Task: From the line that includes "Output a JSON" to the last line of the records that follow, copy every line exactly and nothing more, omitting pictures.

Entries taken from a collection
>>>>
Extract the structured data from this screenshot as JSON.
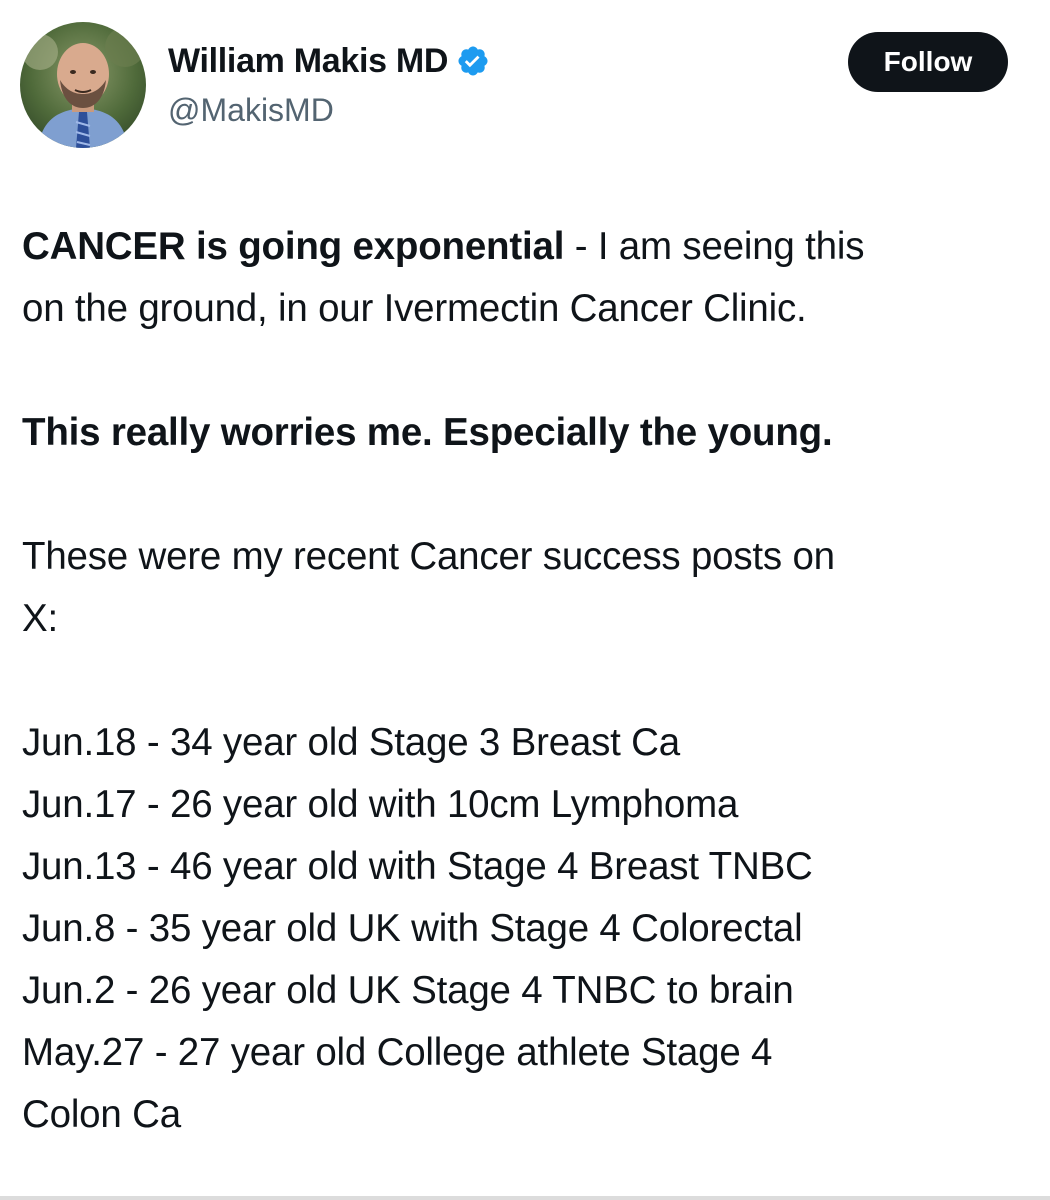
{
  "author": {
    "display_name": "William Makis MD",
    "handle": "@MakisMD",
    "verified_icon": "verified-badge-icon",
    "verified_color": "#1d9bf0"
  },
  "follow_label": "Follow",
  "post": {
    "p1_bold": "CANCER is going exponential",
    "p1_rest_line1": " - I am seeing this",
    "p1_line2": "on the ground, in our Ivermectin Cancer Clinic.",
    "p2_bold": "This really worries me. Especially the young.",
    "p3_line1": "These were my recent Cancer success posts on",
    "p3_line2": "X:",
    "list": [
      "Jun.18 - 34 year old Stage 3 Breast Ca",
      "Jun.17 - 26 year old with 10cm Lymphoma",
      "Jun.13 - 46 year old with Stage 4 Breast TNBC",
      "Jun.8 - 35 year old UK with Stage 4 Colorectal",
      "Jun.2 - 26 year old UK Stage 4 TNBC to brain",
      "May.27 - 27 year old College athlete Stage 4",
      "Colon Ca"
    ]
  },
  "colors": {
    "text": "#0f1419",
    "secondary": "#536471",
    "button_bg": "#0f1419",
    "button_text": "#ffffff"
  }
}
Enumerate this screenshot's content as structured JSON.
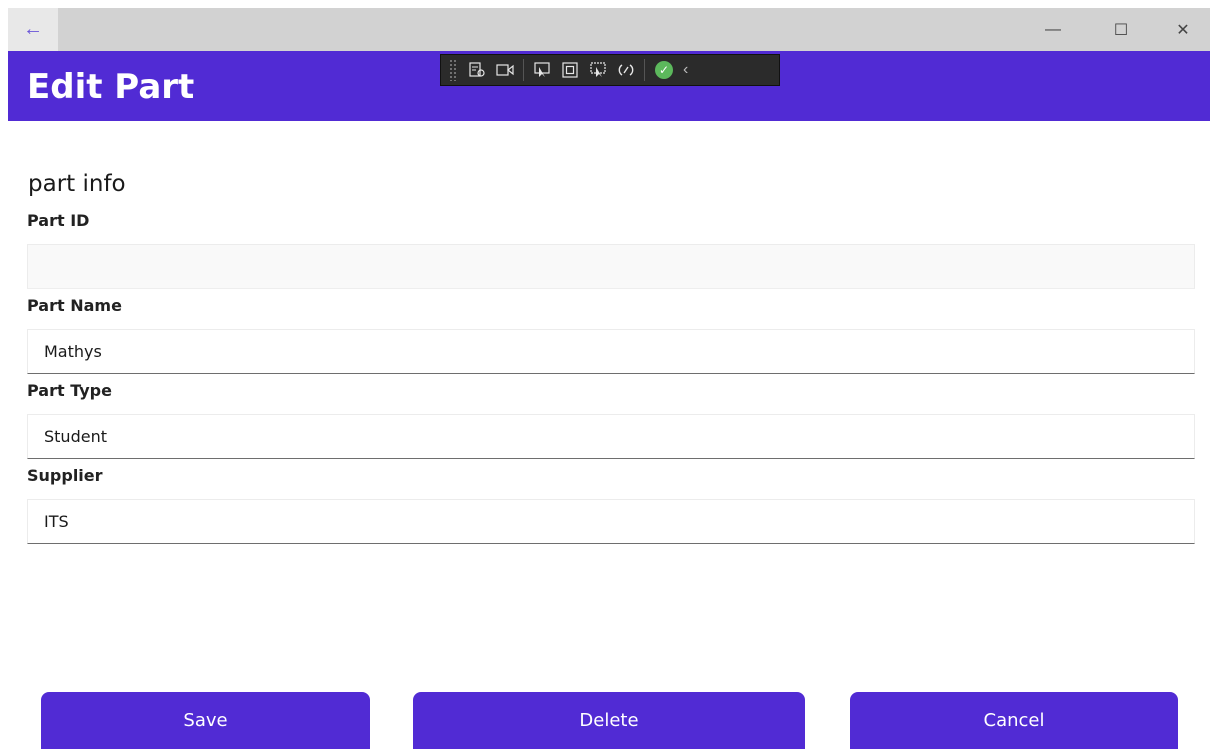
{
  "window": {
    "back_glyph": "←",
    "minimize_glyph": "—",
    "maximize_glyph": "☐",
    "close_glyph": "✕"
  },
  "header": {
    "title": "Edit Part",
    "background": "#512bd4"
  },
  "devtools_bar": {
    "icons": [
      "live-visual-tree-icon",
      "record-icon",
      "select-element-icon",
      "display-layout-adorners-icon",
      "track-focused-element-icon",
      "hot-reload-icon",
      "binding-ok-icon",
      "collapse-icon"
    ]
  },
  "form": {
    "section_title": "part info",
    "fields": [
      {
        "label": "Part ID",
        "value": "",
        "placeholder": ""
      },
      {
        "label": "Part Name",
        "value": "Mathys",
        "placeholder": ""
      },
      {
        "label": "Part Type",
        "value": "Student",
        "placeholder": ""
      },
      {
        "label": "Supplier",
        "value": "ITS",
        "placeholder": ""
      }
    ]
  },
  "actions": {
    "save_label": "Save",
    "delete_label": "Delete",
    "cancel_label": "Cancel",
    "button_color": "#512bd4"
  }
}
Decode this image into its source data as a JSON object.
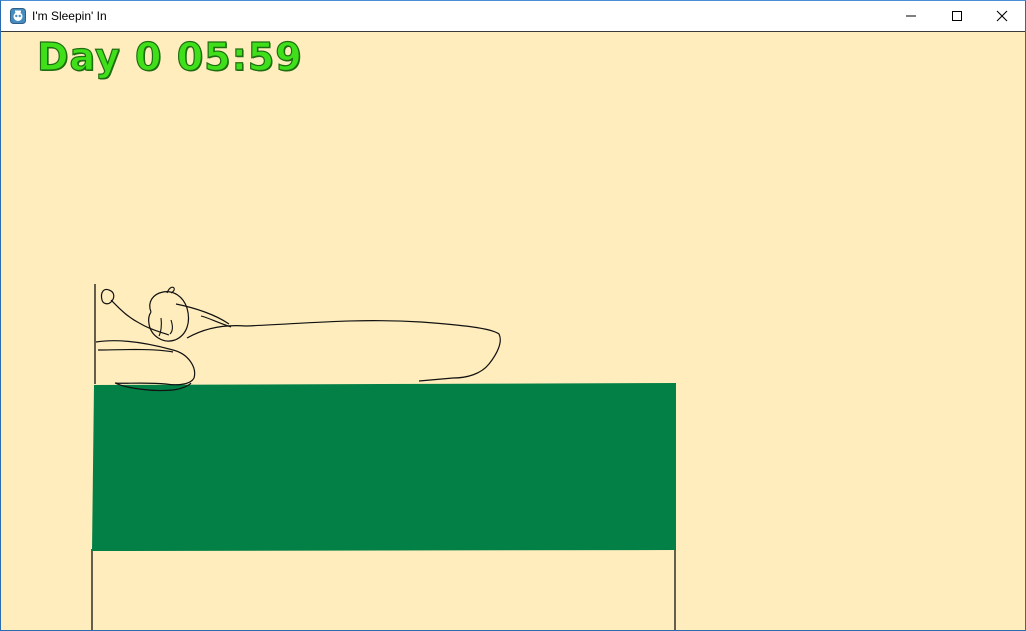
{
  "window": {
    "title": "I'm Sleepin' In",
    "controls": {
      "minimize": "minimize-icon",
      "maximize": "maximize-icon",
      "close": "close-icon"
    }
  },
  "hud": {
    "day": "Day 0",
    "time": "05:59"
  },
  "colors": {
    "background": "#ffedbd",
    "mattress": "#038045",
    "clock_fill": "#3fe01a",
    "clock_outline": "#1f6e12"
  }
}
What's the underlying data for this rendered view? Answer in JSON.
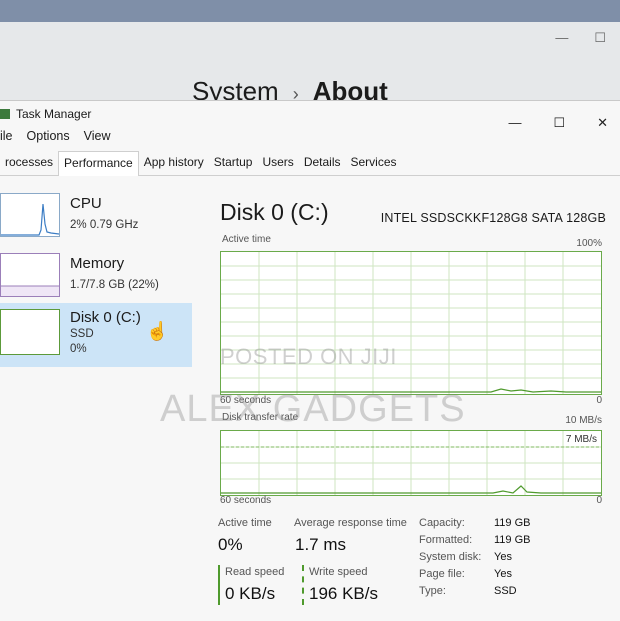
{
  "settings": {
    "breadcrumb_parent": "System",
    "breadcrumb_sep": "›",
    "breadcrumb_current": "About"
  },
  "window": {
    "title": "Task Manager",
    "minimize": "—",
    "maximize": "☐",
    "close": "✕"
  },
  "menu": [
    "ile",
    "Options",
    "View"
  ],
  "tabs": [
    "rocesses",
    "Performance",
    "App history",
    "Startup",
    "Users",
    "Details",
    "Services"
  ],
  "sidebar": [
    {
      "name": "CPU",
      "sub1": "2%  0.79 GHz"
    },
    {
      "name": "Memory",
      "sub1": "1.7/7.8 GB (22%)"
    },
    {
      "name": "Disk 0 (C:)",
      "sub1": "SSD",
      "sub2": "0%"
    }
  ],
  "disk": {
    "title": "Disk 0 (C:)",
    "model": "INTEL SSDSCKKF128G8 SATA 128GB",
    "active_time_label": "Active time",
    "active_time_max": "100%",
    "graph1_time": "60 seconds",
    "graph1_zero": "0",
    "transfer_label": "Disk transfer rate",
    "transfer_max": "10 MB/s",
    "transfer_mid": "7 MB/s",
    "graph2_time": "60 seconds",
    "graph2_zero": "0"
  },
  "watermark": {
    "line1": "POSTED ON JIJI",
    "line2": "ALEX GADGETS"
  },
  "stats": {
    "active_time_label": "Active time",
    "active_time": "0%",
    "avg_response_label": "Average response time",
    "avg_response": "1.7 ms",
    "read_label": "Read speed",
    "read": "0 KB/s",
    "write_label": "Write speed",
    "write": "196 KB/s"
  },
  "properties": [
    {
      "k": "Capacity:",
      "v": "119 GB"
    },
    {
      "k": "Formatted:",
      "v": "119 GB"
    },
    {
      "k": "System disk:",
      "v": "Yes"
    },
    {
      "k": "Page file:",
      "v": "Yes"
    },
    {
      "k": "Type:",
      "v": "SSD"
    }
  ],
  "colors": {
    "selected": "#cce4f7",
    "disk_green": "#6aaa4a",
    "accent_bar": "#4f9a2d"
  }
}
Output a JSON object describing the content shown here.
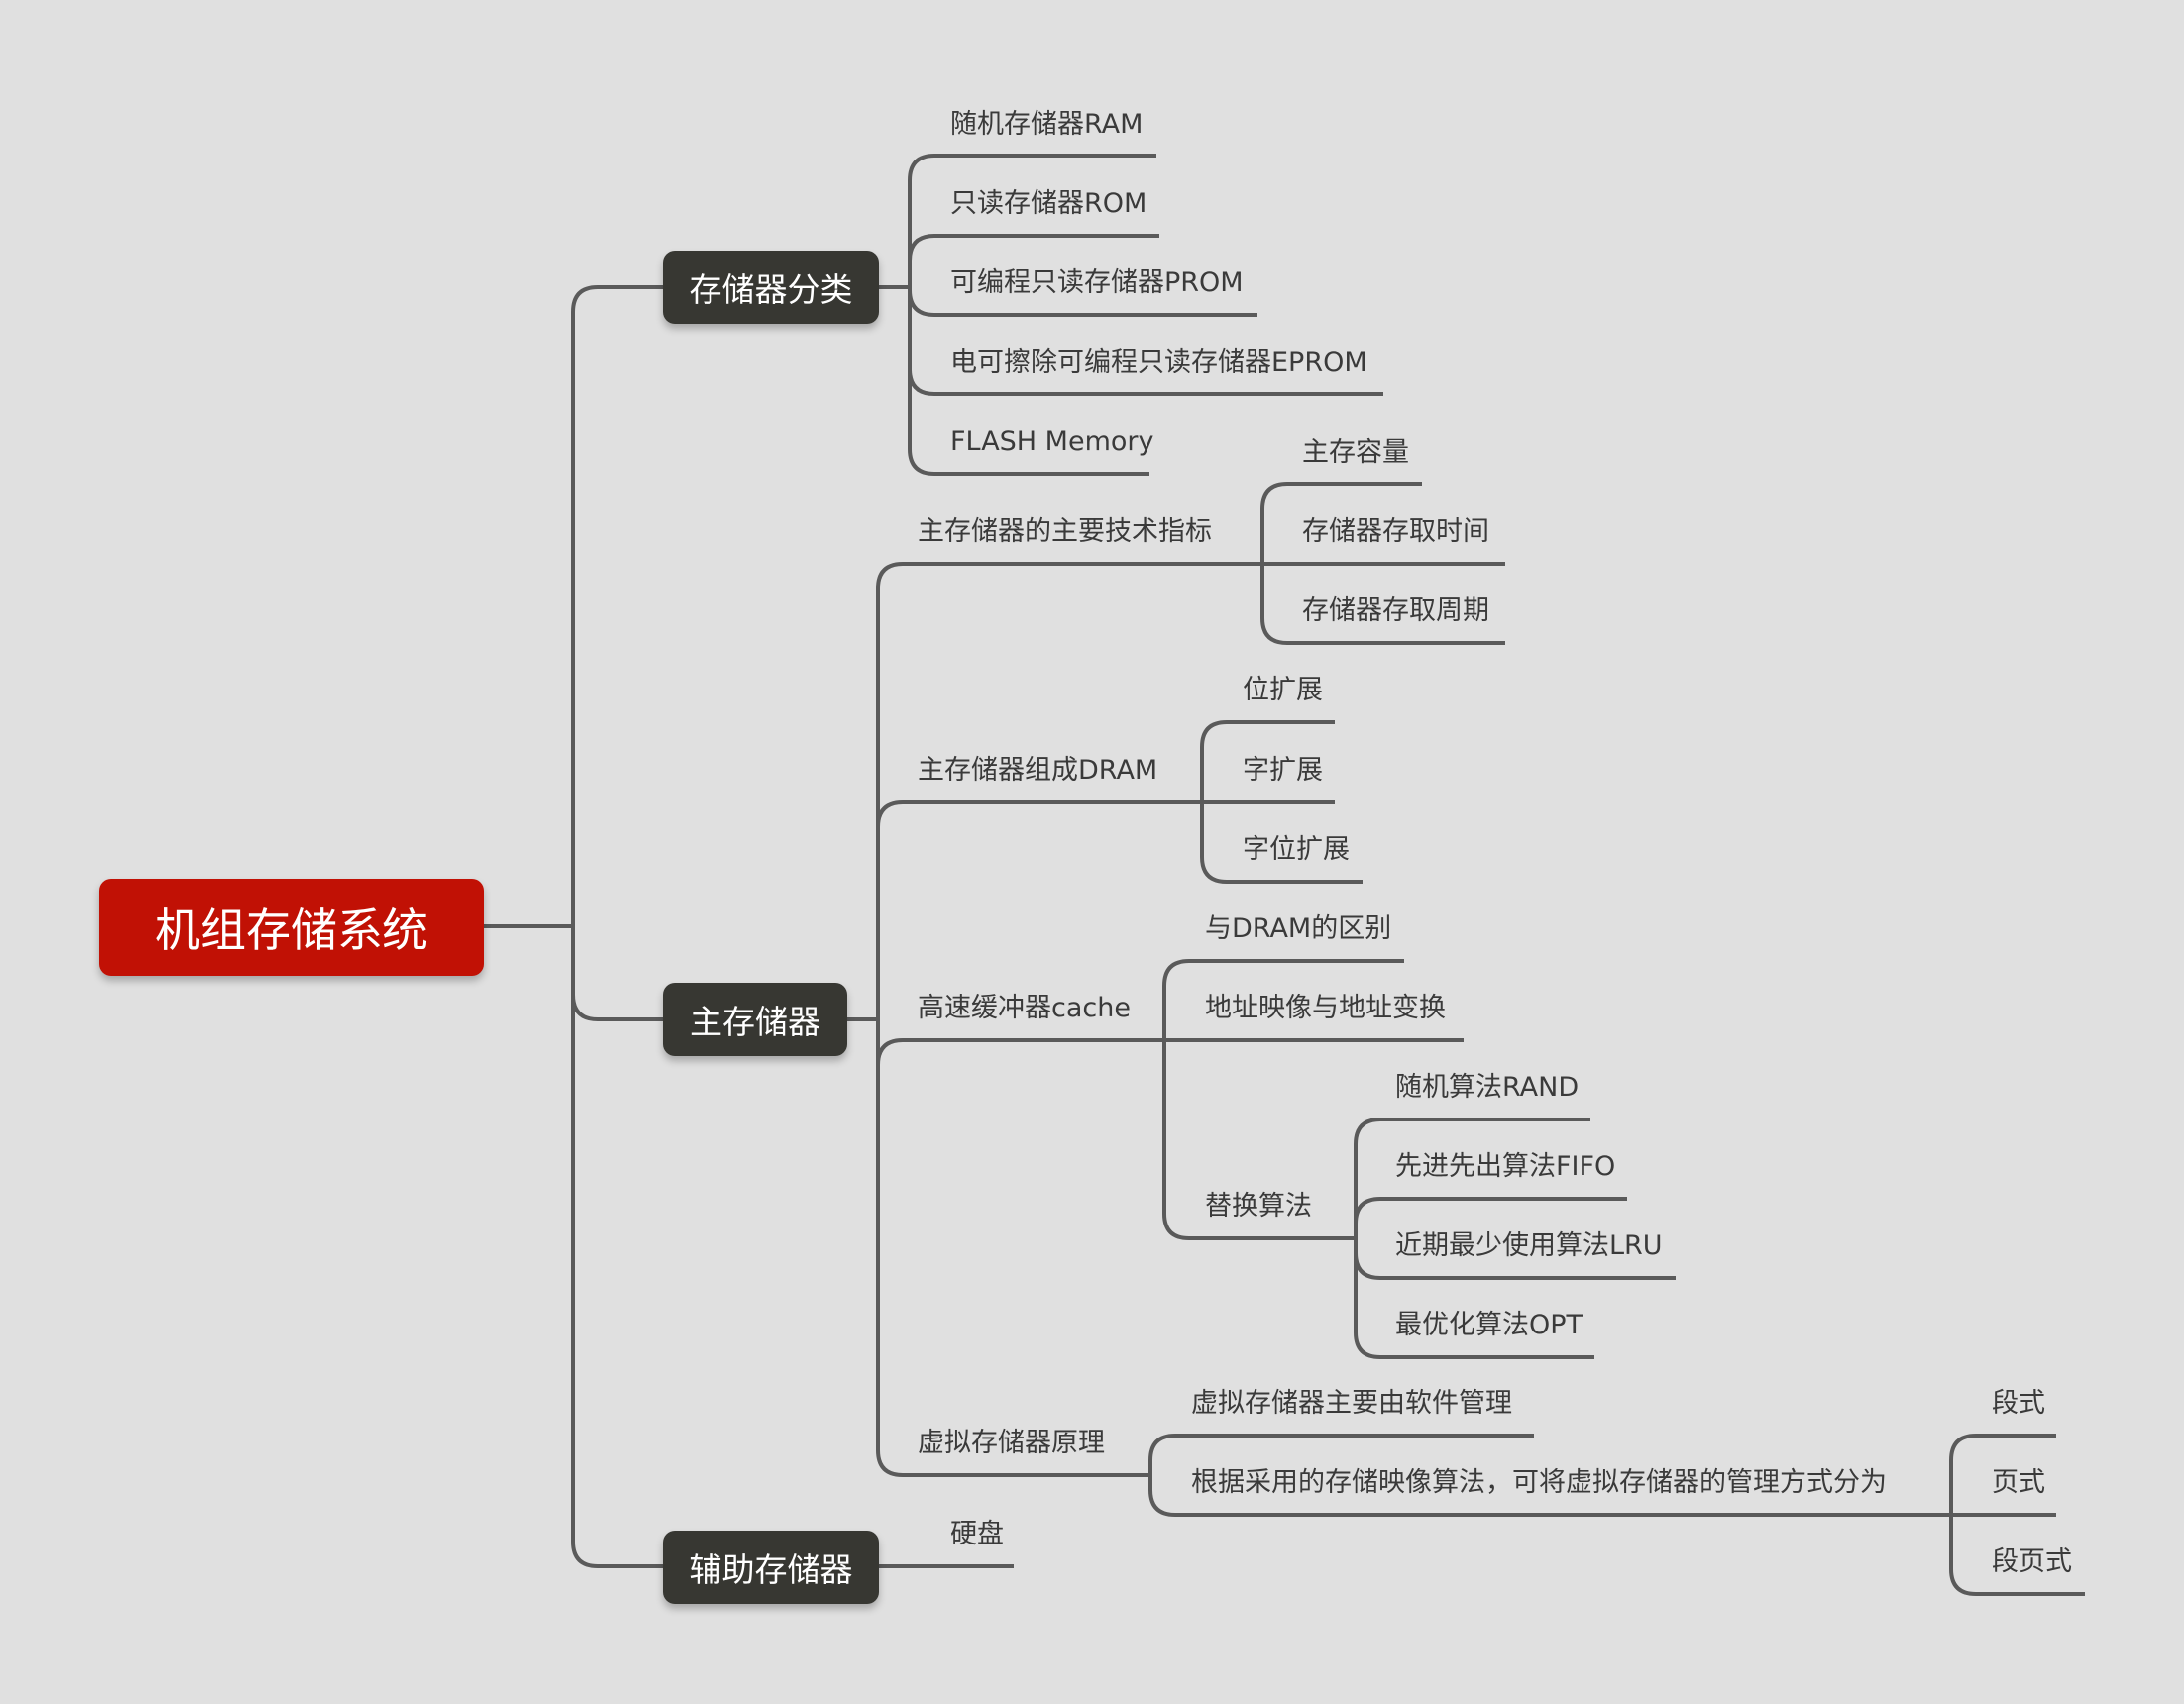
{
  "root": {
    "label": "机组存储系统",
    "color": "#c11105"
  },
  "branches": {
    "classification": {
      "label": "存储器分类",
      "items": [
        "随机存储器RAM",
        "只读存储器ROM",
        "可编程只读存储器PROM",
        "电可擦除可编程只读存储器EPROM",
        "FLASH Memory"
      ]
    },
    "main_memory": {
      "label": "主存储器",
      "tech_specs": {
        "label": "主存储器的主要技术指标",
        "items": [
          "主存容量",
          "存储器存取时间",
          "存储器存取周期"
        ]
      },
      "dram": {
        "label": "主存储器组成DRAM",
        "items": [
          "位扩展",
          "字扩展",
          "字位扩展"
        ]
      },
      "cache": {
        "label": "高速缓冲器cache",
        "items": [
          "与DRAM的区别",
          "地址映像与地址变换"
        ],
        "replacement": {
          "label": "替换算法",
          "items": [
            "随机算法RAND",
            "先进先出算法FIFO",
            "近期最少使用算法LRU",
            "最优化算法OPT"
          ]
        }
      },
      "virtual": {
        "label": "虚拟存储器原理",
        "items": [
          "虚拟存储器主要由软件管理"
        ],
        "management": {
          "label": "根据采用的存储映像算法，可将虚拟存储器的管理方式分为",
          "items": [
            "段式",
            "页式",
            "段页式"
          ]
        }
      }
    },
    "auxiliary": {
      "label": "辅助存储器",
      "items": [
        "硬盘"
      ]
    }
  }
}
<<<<
Solution below:
Output a JSON object describing the content shown here.
{
  "root": {
    "label": "机组存储系统",
    "color": "#c11105"
  },
  "branches": {
    "classification": {
      "label": "存储器分类",
      "items": [
        "随机存储器RAM",
        "只读存储器ROM",
        "可编程只读存储器PROM",
        "电可擦除可编程只读存储器EPROM",
        "FLASH Memory"
      ]
    },
    "main_memory": {
      "label": "主存储器",
      "tech_specs": {
        "label": "主存储器的主要技术指标",
        "items": [
          "主存容量",
          "存储器存取时间",
          "存储器存取周期"
        ]
      },
      "dram": {
        "label": "主存储器组成DRAM",
        "items": [
          "位扩展",
          "字扩展",
          "字位扩展"
        ]
      },
      "cache": {
        "label": "高速缓冲器cache",
        "items": [
          "与DRAM的区别",
          "地址映像与地址变换"
        ],
        "replacement": {
          "label": "替换算法",
          "items": [
            "随机算法RAND",
            "先进先出算法FIFO",
            "近期最少使用算法LRU",
            "最优化算法OPT"
          ]
        }
      },
      "virtual": {
        "label": "虚拟存储器原理",
        "items": [
          "虚拟存储器主要由软件管理"
        ],
        "management": {
          "label": "根据采用的存储映像算法，可将虚拟存储器的管理方式分为",
          "items": [
            "段式",
            "页式",
            "段页式"
          ]
        }
      }
    },
    "auxiliary": {
      "label": "辅助存储器",
      "items": [
        "硬盘"
      ]
    }
  }
}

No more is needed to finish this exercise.